Cin-Ty Lee

Current Fellow

Fellow: Awarded 2017

Field of Study: Earth Science

Competition: US & Canada

Cin-Ty Lee is a professor of geochemistry at Rice University in Houston, Texas, where he is now department chair. He received his Bachelor’s degree from the University of California, Berkeley in geology and his PhD from Harvard University in geochemistry. He was a post-doctoral fellow at the California Institute of Technology. He studies the compositions of rocks to reconstruct how Earth’s interior, surface, atmosphere and life have evolved through time. Specifically, his interests lie in understanding how mountains and continents form, how the Earth’s deep interior has differentiated, and how deep Earth processes modulate long-term climate and Earth’s habitability. He has published over 100 papers on topics ranging from whole Earth carbon cycling, rise of atmospheric oxygen, formation of ore deposits, coupling between magmatism and erosion, temperature of the Earth’s mantle, and the origin of granites. For the Guggenheim, he will be investigating how and when continents emerged from the oceans and the effect of emergence on the evolution of whole Earth cycling of life-giving nutrients. He will also be exploring his new interests in crystal growth and kinetics in magmatic and hydrothermal conditions. He is a fellow of the Mineralogical Society of America and the Geological Society of America and has been awarded the Kuno Medal from the American Geophysical Union, the Clarke Medal from the Geochemical Society, the Donath Medal from the Geological Society of America and the Packard Fellowship. He was a Mineralogical Society of America Distinguished Lecturer, the Shen-Su Sun Lecturer of the Chinese Geochemistry Society, the Agassiz Lecturer (Harvard) and the Mutch Lecturer (Brown University). He has been a Miller Visiting Professor at UC Berkeley and a visiting professor at the University of Tokyo and the Academic Sinica in Taiwan.
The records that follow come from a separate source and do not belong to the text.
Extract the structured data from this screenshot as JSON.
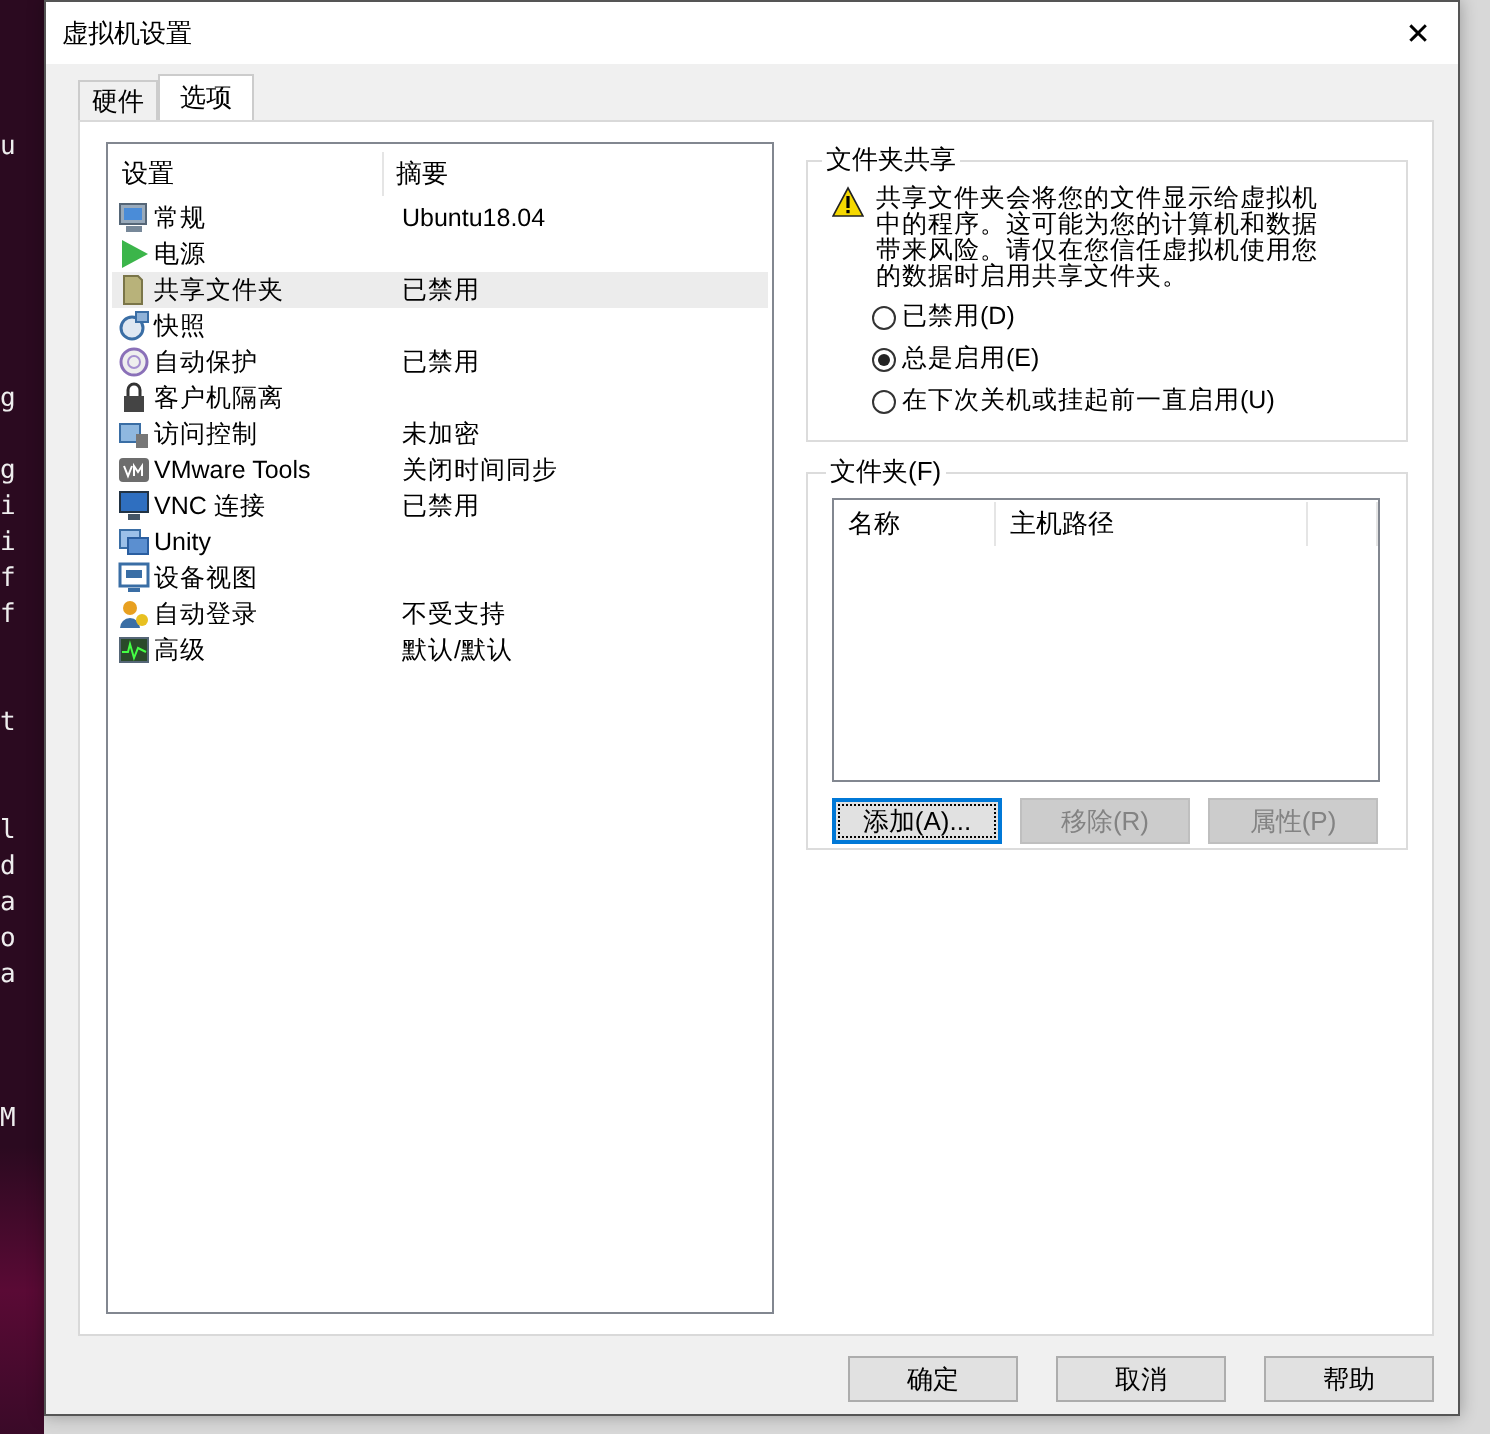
{
  "background_terminal": {
    "lines": [
      "u",
      "g",
      "g",
      "i",
      "i",
      "f",
      "f",
      "t",
      "l",
      "d",
      "a",
      "o",
      "a",
      "M"
    ]
  },
  "window": {
    "title": "虚拟机设置",
    "close": "✕"
  },
  "tabs": [
    {
      "label": "硬件",
      "selected": false
    },
    {
      "label": "选项",
      "selected": true
    }
  ],
  "settings_list": {
    "columns": [
      "设置",
      "摘要"
    ],
    "rows": [
      {
        "setting": "常规",
        "summary": "Ubuntu18.04",
        "selected": false
      },
      {
        "setting": "电源",
        "selected": false
      },
      {
        "setting": "共享文件夹",
        "summary": "已禁用",
        "selected": true
      },
      {
        "setting": "快照",
        "selected": false
      },
      {
        "setting": "自动保护",
        "summary": "已禁用",
        "selected": false
      },
      {
        "setting": "客户机隔离",
        "selected": false
      },
      {
        "setting": "访问控制",
        "summary": "未加密",
        "selected": false
      },
      {
        "setting": "VMware Tools",
        "summary": "关闭时间同步",
        "selected": false
      },
      {
        "setting": "VNC 连接",
        "summary": "已禁用",
        "selected": false
      },
      {
        "setting": "Unity",
        "selected": false
      },
      {
        "setting": "设备视图",
        "selected": false
      },
      {
        "setting": "自动登录",
        "summary": "不受支持",
        "selected": false
      },
      {
        "setting": "高级",
        "summary": "默认/默认",
        "selected": false
      }
    ]
  },
  "folder_sharing": {
    "title": "文件夹共享",
    "warning": "共享文件夹会将您的文件显示给虚拟机中的程序。这可能为您的计算机和数据带来风险。请仅在您信任虚拟机使用您的数据时启用共享文件夹。",
    "options": [
      {
        "label": "已禁用(D)",
        "selected": false
      },
      {
        "label": "总是启用(E)",
        "selected": true
      },
      {
        "label": "在下次关机或挂起前一直启用(U)",
        "selected": false
      }
    ]
  },
  "folders": {
    "title": "文件夹(F)",
    "columns": [
      "名称",
      "主机路径"
    ],
    "buttons": [
      {
        "label": "添加(A)...",
        "disabled": false,
        "focused": true
      },
      {
        "label": "移除(R)",
        "disabled": true,
        "focused": false
      },
      {
        "label": "属性(P)",
        "disabled": true,
        "focused": false
      }
    ]
  },
  "footer_buttons": [
    "确定",
    "取消",
    "帮助"
  ]
}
Lee is an avid birder, spending much of his spare time in search of birds around the world and painting birds and other natural history subjects in his home studio. He has published numerous articles on field identification of such difficult complexes as Arctic and Pacific Loons, female orioles, American and Siberian Pipits, and dowitchers. He is currently working on a new guide to the identification of Empidonax flycatchers. He donates his paintings and his time in teaching courses and leading field trips for conservation-oriented non-profit organizations and local schools.